-- TASK TO COMPLETE --
Pictures should be left out when the listing below is repeated word for word.

________________

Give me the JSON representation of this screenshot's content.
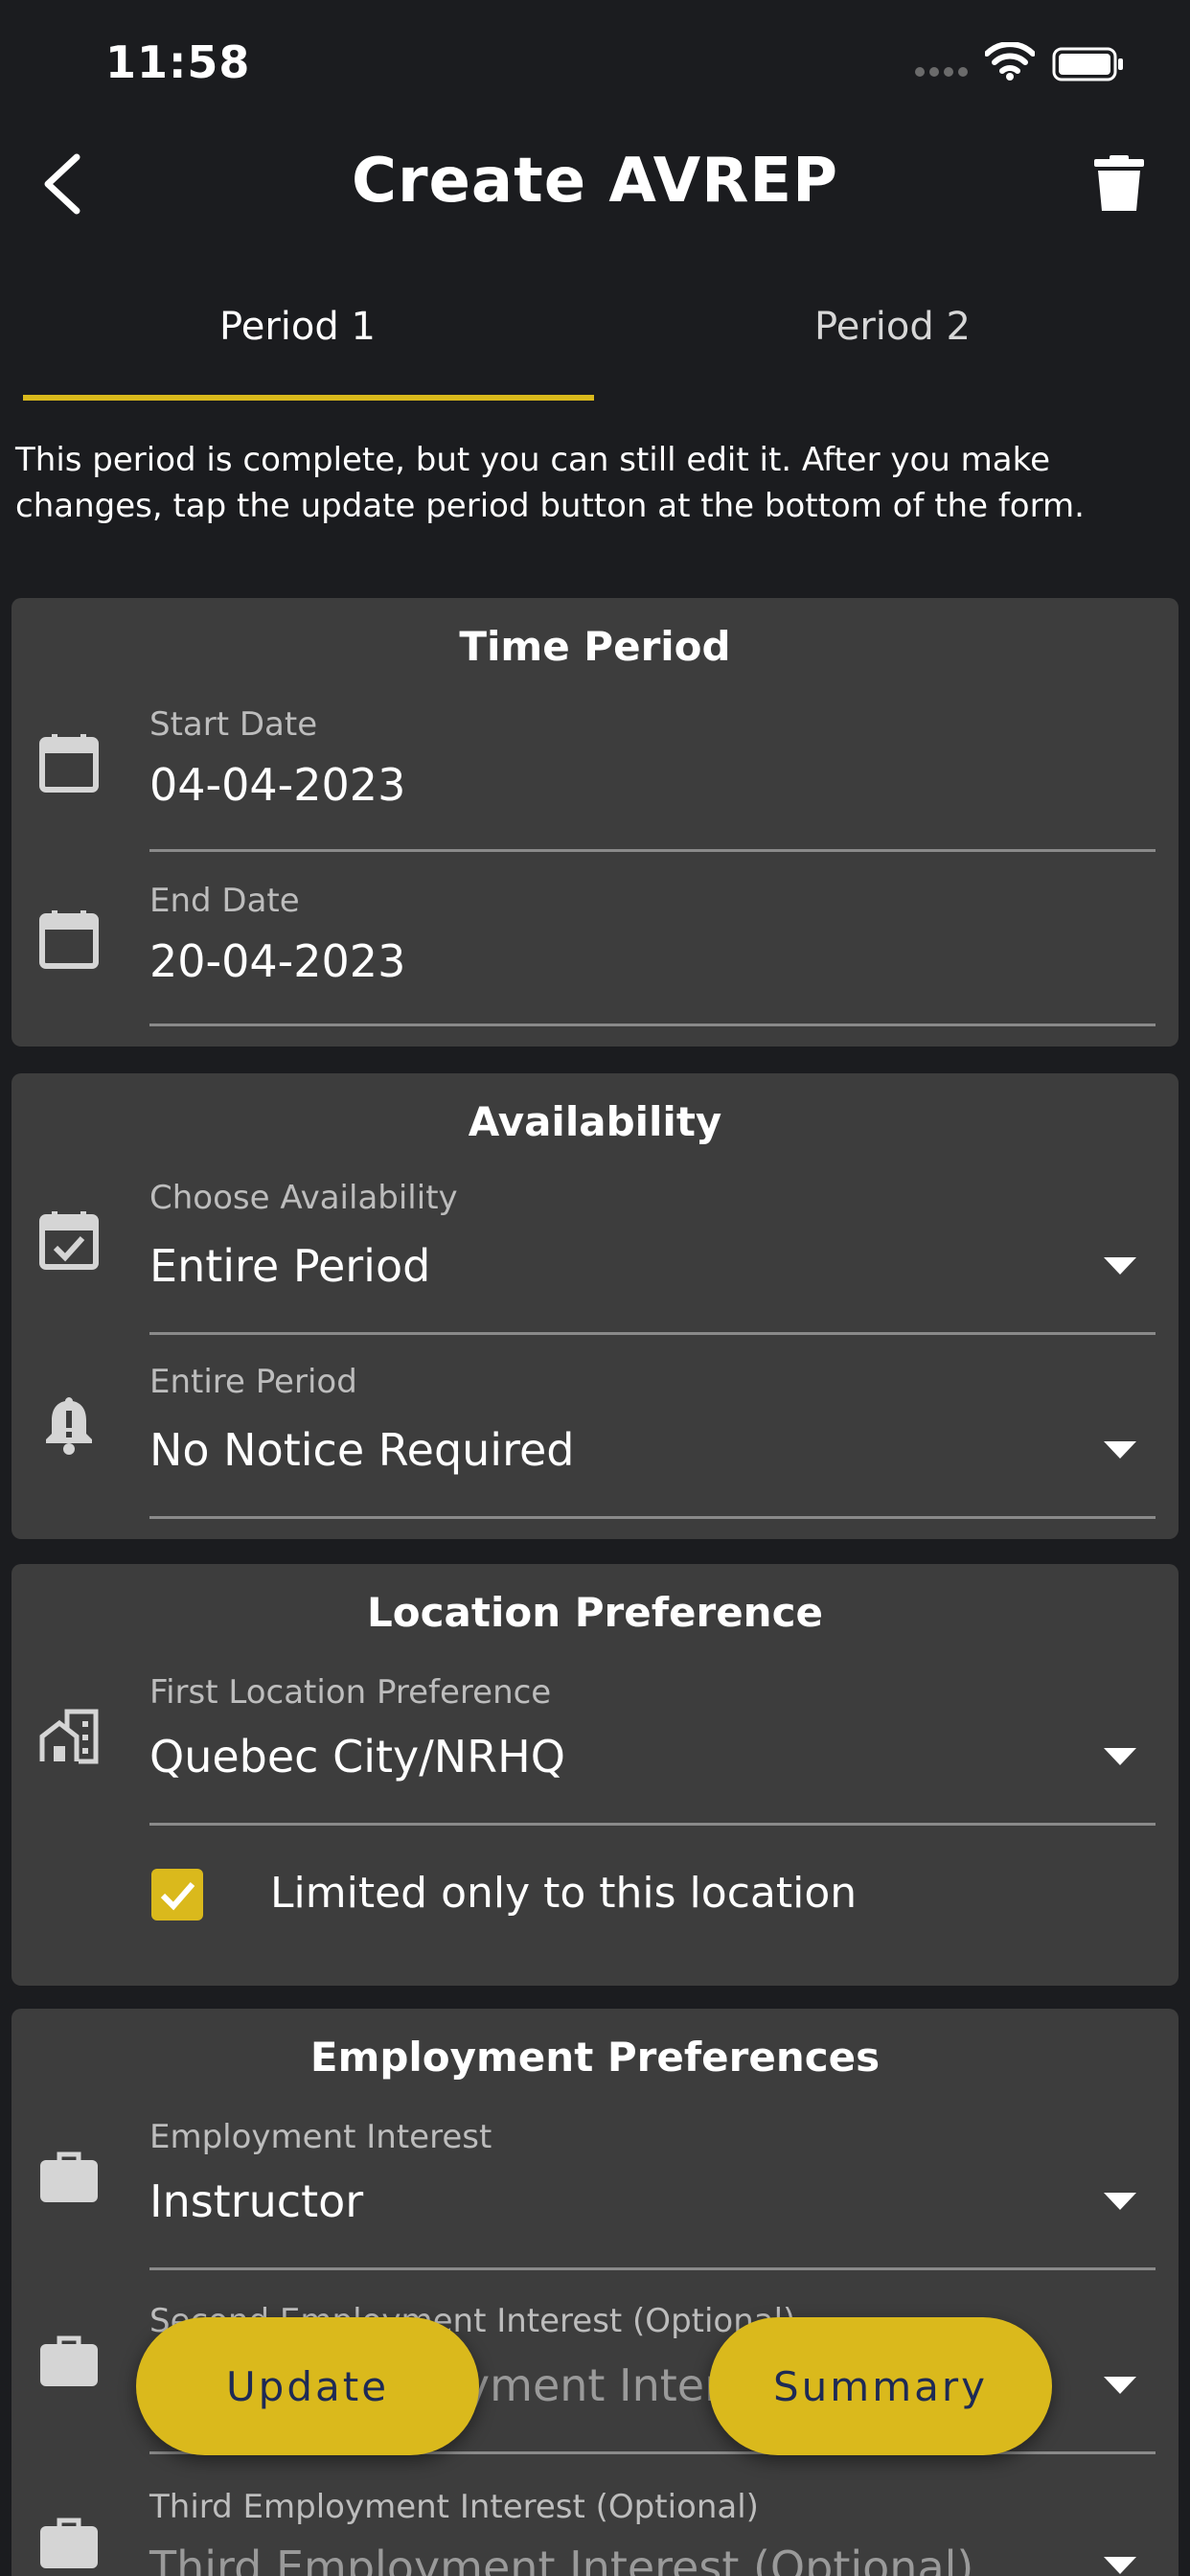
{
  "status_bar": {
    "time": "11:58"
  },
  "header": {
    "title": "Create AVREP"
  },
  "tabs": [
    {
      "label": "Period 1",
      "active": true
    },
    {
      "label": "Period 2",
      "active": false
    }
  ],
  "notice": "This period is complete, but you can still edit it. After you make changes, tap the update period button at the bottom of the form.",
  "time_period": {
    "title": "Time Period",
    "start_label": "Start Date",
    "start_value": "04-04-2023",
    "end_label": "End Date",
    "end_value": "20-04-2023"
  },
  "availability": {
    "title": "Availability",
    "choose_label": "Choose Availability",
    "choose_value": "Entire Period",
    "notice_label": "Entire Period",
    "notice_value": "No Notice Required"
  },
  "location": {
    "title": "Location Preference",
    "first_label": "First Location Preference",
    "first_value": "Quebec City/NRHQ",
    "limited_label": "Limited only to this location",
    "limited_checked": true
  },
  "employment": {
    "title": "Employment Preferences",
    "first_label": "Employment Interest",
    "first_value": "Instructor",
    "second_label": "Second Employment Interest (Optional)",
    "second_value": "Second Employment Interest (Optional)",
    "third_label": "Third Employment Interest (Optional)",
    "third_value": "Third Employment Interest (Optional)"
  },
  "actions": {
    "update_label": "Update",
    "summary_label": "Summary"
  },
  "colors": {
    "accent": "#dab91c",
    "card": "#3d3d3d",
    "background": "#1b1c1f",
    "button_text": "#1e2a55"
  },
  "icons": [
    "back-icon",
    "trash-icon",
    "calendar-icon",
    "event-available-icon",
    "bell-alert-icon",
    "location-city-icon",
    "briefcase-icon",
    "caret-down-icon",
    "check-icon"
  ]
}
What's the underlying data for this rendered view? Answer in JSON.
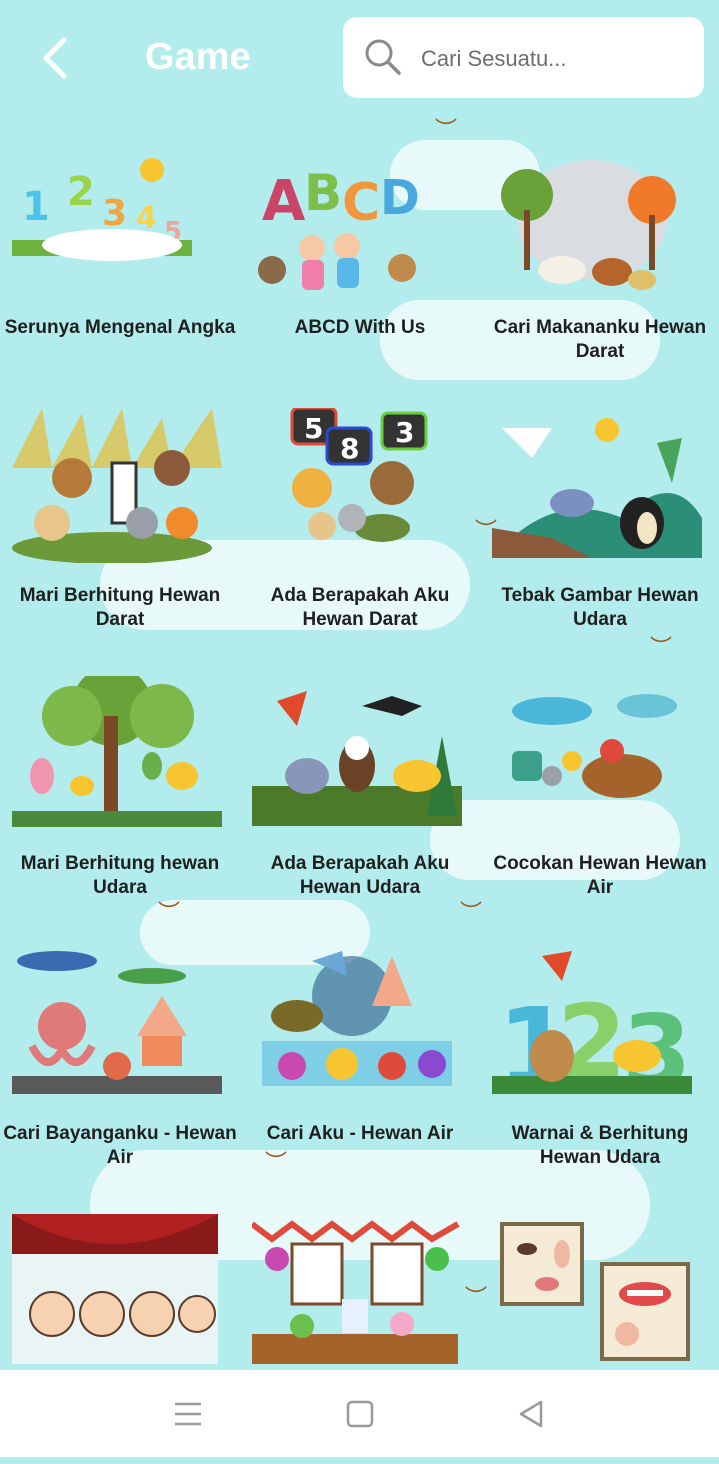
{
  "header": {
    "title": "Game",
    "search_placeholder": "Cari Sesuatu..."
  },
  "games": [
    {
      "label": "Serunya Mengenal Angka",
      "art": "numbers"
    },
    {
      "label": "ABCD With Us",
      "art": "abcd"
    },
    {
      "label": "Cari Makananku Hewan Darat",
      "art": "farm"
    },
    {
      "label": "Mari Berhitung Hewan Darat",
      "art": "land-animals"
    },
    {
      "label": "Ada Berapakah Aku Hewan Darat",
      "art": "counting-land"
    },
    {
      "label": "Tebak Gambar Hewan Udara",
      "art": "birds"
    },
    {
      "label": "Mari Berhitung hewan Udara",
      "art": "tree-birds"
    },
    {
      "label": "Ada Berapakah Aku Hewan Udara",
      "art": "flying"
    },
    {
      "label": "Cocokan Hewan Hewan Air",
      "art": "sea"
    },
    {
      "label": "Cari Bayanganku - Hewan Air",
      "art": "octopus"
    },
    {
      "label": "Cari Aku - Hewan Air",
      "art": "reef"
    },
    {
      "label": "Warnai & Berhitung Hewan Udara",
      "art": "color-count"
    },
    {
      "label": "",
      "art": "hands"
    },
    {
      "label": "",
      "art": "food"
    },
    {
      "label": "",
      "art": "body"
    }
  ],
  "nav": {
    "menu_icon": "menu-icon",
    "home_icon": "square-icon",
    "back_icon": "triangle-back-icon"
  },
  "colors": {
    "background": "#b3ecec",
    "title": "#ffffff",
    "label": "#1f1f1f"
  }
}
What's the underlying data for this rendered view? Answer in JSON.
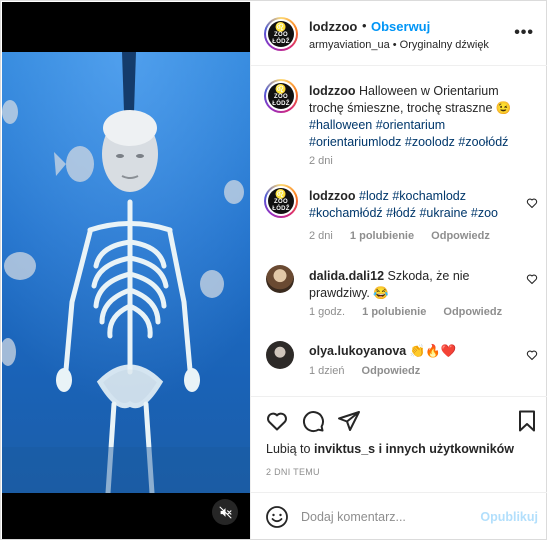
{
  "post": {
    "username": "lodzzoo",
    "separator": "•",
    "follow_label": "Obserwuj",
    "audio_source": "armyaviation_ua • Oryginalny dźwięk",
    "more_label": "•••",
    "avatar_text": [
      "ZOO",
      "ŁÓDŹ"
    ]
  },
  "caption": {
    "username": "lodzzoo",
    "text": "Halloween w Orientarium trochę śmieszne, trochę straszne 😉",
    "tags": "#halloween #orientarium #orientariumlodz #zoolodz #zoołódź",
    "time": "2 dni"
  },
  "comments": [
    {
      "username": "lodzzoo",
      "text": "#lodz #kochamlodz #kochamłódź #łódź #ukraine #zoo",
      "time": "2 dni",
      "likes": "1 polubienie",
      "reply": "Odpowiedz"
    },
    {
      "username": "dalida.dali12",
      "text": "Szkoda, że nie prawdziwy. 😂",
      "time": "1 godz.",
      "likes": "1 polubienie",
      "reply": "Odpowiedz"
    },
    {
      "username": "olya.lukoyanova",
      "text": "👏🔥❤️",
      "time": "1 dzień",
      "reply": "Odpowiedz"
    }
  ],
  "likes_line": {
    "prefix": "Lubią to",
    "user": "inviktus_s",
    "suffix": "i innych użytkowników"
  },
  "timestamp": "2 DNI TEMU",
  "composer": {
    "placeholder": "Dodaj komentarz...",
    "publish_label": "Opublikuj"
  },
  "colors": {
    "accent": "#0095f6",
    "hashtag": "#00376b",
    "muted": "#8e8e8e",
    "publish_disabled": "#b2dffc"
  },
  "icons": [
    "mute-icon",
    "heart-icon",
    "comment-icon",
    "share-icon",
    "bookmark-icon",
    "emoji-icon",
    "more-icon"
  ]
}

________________

-- FINAL ANSWER --
Give me the JSON representation of this screenshot's content.
{
  "status_bar": {
    "time": "11:58"
  },
  "header": {
    "title": "Create AVREP"
  },
  "tabs": [
    {
      "label": "Period 1",
      "active": true
    },
    {
      "label": "Period 2",
      "active": false
    }
  ],
  "notice": "This period is complete, but you can still edit it. After you make changes, tap the update period button at the bottom of the form.",
  "time_period": {
    "title": "Time Period",
    "start_label": "Start Date",
    "start_value": "04-04-2023",
    "end_label": "End Date",
    "end_value": "20-04-2023"
  },
  "availability": {
    "title": "Availability",
    "choose_label": "Choose Availability",
    "choose_value": "Entire Period",
    "notice_label": "Entire Period",
    "notice_value": "No Notice Required"
  },
  "location": {
    "title": "Location Preference",
    "first_label": "First Location Preference",
    "first_value": "Quebec City/NRHQ",
    "limited_label": "Limited only to this location",
    "limited_checked": true
  },
  "employment": {
    "title": "Employment Preferences",
    "first_label": "Employment Interest",
    "first_value": "Instructor",
    "second_label": "Second Employment Interest (Optional)",
    "second_value": "Second Employment Interest (Optional)",
    "third_label": "Third Employment Interest (Optional)",
    "third_value": "Third Employment Interest (Optional)"
  },
  "actions": {
    "update_label": "Update",
    "summary_label": "Summary"
  },
  "colors": {
    "accent": "#dab91c",
    "card": "#3d3d3d",
    "background": "#1b1c1f",
    "button_text": "#1e2a55"
  },
  "icons": [
    "back-icon",
    "trash-icon",
    "calendar-icon",
    "event-available-icon",
    "bell-alert-icon",
    "location-city-icon",
    "briefcase-icon",
    "caret-down-icon",
    "check-icon"
  ]
}
What's the underlying data for this rendered view? Answer in JSON.
{
  "header": {
    "title": "Game",
    "search_placeholder": "Cari Sesuatu..."
  },
  "games": [
    {
      "label": "Serunya Mengenal Angka",
      "art": "numbers"
    },
    {
      "label": "ABCD With Us",
      "art": "abcd"
    },
    {
      "label": "Cari Makananku Hewan Darat",
      "art": "farm"
    },
    {
      "label": "Mari Berhitung Hewan Darat",
      "art": "land-animals"
    },
    {
      "label": "Ada Berapakah Aku Hewan Darat",
      "art": "counting-land"
    },
    {
      "label": "Tebak Gambar Hewan Udara",
      "art": "birds"
    },
    {
      "label": "Mari Berhitung hewan Udara",
      "art": "tree-birds"
    },
    {
      "label": "Ada Berapakah Aku Hewan Udara",
      "art": "flying"
    },
    {
      "label": "Cocokan Hewan Hewan Air",
      "art": "sea"
    },
    {
      "label": "Cari Bayanganku - Hewan Air",
      "art": "octopus"
    },
    {
      "label": "Cari Aku - Hewan Air",
      "art": "reef"
    },
    {
      "label": "Warnai & Berhitung Hewan Udara",
      "art": "color-count"
    },
    {
      "label": "",
      "art": "hands"
    },
    {
      "label": "",
      "art": "food"
    },
    {
      "label": "",
      "art": "body"
    }
  ],
  "nav": {
    "menu_icon": "menu-icon",
    "home_icon": "square-icon",
    "back_icon": "triangle-back-icon"
  },
  "colors": {
    "background": "#b3ecec",
    "title": "#ffffff",
    "label": "#1f1f1f"
  }
}
What's the underlying data for this rendered view? Answer in JSON.
{
  "post": {
    "username": "lodzzoo",
    "separator": "•",
    "follow_label": "Obserwuj",
    "audio_source": "armyaviation_ua • Oryginalny dźwięk",
    "more_label": "•••",
    "avatar_text": [
      "ZOO",
      "ŁÓDŹ"
    ]
  },
  "caption": {
    "username": "lodzzoo",
    "text": "Halloween w Orientarium trochę śmieszne, trochę straszne 😉",
    "tags": "#halloween #orientarium #orientariumlodz #zoolodz #zoołódź",
    "time": "2 dni"
  },
  "comments": [
    {
      "username": "lodzzoo",
      "text": "#lodz #kochamlodz #kochamłódź #łódź #ukraine #zoo",
      "time": "2 dni",
      "likes": "1 polubienie",
      "reply": "Odpowiedz"
    },
    {
      "username": "dalida.dali12",
      "text": "Szkoda, że nie prawdziwy. 😂",
      "time": "1 godz.",
      "likes": "1 polubienie",
      "reply": "Odpowiedz"
    },
    {
      "username": "olya.lukoyanova",
      "text": "👏🔥❤️",
      "time": "1 dzień",
      "reply": "Odpowiedz"
    }
  ],
  "likes_line": {
    "prefix": "Lubią to",
    "user": "inviktus_s",
    "suffix": "i innych użytkowników"
  },
  "timestamp": "2 DNI TEMU",
  "composer": {
    "placeholder": "Dodaj komentarz...",
    "publish_label": "Opublikuj"
  },
  "colors": {
    "accent": "#0095f6",
    "hashtag": "#00376b",
    "muted": "#8e8e8e",
    "publish_disabled": "#b2dffc"
  },
  "icons": [
    "mute-icon",
    "heart-icon",
    "comment-icon",
    "share-icon",
    "bookmark-icon",
    "emoji-icon",
    "more-icon"
  ]
}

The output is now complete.